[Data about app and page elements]
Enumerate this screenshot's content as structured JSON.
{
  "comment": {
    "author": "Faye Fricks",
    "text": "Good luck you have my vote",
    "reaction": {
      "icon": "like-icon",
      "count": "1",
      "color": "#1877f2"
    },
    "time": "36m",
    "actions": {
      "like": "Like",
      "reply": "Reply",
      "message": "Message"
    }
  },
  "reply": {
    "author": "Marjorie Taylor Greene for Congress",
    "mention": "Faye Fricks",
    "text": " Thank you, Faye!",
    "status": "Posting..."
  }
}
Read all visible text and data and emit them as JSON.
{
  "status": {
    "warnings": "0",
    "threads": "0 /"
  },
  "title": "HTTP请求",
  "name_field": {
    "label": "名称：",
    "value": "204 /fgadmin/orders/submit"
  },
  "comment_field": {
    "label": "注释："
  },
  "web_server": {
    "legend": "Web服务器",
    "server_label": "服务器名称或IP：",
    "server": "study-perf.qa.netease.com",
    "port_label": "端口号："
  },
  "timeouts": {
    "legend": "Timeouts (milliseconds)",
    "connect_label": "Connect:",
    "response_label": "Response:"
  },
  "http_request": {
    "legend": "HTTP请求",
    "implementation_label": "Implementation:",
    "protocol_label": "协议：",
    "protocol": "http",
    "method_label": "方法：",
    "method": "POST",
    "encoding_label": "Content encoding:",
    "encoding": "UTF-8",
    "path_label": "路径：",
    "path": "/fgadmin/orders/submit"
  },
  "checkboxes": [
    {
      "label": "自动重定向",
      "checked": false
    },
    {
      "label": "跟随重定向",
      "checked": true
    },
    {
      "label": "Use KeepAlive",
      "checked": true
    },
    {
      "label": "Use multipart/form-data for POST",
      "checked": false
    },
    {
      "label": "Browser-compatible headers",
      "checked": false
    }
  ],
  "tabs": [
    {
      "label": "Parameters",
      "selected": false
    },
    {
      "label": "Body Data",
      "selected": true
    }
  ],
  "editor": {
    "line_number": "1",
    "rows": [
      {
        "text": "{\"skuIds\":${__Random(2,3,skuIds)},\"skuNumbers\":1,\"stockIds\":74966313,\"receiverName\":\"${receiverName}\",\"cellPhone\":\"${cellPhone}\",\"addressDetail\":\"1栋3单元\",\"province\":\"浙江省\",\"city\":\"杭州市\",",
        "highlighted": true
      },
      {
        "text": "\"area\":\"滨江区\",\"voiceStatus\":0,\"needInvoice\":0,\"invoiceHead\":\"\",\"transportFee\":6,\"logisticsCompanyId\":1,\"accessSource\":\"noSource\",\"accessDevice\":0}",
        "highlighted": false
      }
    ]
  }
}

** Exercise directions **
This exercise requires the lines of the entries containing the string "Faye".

** Worked solution **
    "author": "Faye Fricks",
    "mention": "Faye Fricks",
    "text": " Thank you, Faye!",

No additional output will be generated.